Sunday, February 10, 2008
One of the great things about having a blog is the chance to catch up on films that came and went in the blink of an eye -- or, in the case of Hairspray, to reevaluate a big hit that I had the opportunity to see in theaters last summer. ("Wow, that was....energetic," was my initial, dizzied response.) If anything, the movie's joyfulness won me over even more the second time, with John Travolta's polarizing performance even more weirdly touching. Anchored by big-haired Nikki Blonsky's tone-setting, infectious work in the lead, Hairspray may have the best cast for a musical in years: Michelle Pfeiffer, Christopher Walken, Amanda Bynes, Queen Latifah, Zac Efron, James Marsden and Elijah Kelley all have their moments. (Kelley, in particular, has the potential to become a big star.) About the only actor I didn't care for was the beloved-by-everyone-else Allison Janney, who lays it on as thick here -- a liberal's cartoon idea of an evangelical -- as she does with her "nail technician" in Juno. I'm also not sure how we're supposed to take Tracy fleeing the scene of a racial protest march while the cops start arresting everyone else. Still, Hairspray moves at such a fast clip, and is so open and accepting, that its more messagey elements never weigh it down.

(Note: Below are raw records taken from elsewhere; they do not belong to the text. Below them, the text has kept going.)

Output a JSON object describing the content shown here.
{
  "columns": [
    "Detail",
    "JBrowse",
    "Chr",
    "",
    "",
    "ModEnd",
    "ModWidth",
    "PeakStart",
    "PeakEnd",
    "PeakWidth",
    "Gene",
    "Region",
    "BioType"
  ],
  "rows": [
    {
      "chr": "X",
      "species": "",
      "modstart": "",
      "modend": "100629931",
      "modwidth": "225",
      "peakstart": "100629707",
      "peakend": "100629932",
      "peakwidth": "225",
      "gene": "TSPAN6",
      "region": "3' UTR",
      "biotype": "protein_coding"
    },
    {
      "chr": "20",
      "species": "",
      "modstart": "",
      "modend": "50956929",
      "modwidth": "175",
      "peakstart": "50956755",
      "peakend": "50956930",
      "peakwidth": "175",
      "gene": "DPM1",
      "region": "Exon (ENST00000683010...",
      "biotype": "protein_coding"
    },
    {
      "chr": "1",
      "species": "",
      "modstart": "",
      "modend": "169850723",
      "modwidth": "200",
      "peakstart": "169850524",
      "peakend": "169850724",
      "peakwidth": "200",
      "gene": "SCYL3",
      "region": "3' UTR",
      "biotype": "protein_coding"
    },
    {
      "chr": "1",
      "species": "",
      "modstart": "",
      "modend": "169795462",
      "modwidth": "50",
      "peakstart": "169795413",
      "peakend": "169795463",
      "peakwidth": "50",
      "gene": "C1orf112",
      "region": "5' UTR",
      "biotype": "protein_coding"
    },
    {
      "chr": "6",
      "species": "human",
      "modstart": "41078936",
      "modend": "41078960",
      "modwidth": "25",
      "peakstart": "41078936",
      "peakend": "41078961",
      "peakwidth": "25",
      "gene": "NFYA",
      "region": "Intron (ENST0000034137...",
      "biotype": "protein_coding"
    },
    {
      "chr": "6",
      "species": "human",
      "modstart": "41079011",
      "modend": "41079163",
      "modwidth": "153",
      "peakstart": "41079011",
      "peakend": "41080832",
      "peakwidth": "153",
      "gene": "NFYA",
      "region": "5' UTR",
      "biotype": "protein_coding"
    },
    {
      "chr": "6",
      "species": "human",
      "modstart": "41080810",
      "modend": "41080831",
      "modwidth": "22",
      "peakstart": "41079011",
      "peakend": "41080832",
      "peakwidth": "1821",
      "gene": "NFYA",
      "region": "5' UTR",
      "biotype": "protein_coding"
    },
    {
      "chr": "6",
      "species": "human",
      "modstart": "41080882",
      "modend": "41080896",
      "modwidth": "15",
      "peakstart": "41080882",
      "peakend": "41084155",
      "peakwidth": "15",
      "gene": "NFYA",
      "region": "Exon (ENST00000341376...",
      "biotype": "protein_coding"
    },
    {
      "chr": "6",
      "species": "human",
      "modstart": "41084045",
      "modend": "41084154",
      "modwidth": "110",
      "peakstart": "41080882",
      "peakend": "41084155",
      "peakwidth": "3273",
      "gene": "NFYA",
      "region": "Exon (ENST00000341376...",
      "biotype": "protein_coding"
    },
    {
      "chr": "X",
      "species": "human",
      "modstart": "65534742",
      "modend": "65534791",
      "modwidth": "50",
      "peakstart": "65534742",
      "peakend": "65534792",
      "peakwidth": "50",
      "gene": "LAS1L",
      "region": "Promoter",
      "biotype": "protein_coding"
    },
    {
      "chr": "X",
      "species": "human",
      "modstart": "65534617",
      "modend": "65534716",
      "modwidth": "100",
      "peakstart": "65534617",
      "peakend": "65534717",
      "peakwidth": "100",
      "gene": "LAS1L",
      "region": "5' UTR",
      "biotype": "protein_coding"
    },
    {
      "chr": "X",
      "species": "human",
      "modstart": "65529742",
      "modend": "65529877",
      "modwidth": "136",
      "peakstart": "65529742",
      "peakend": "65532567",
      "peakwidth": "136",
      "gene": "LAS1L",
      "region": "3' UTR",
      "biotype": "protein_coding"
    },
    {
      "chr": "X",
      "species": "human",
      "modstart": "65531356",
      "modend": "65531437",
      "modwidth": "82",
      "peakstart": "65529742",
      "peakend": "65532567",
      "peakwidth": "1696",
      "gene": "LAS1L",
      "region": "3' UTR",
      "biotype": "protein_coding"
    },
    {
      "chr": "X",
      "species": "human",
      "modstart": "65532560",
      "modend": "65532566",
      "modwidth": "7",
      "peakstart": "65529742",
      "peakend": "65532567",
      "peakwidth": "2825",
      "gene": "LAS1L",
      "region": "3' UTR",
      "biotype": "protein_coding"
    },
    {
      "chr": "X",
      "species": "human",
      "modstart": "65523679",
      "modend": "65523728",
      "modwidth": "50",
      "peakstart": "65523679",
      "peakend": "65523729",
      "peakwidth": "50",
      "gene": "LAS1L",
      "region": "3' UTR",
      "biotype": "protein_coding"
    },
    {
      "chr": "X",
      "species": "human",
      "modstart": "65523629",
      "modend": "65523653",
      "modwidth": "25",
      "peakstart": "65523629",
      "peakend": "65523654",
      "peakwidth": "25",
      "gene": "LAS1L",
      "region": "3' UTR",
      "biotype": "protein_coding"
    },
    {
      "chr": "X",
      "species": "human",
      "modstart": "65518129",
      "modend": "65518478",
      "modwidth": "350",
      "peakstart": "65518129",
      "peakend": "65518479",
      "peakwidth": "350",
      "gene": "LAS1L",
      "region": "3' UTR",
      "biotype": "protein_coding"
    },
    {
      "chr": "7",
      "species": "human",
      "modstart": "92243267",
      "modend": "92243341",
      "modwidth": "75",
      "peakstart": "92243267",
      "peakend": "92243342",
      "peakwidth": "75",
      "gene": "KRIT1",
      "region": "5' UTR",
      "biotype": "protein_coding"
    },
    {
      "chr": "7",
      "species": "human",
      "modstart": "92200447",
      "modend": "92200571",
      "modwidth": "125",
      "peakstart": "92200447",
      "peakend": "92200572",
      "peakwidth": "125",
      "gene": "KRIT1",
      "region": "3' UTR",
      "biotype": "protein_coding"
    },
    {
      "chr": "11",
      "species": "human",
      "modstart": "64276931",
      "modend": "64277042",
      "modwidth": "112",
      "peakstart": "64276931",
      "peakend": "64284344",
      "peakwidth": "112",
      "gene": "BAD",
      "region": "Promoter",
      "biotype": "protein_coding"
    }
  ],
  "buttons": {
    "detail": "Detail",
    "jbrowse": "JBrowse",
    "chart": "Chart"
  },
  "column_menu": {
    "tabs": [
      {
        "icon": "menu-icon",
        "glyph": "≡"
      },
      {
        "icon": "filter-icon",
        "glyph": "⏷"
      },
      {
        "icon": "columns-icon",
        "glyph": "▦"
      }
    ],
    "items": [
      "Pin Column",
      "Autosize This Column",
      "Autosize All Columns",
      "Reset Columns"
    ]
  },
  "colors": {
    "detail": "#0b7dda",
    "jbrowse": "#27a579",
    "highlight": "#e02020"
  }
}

The director, Adam Shankman, has been quoted as saying something to the effect that he loved the Broadway musical so much that he prayed he wouldn't screw the movie version up; other than a few glitches with the climax (the camera being so far away it's hard to see the integration between the black and white dancers), he succeeds in making the viewer what Pauline Kael would have called "crazy with happiness."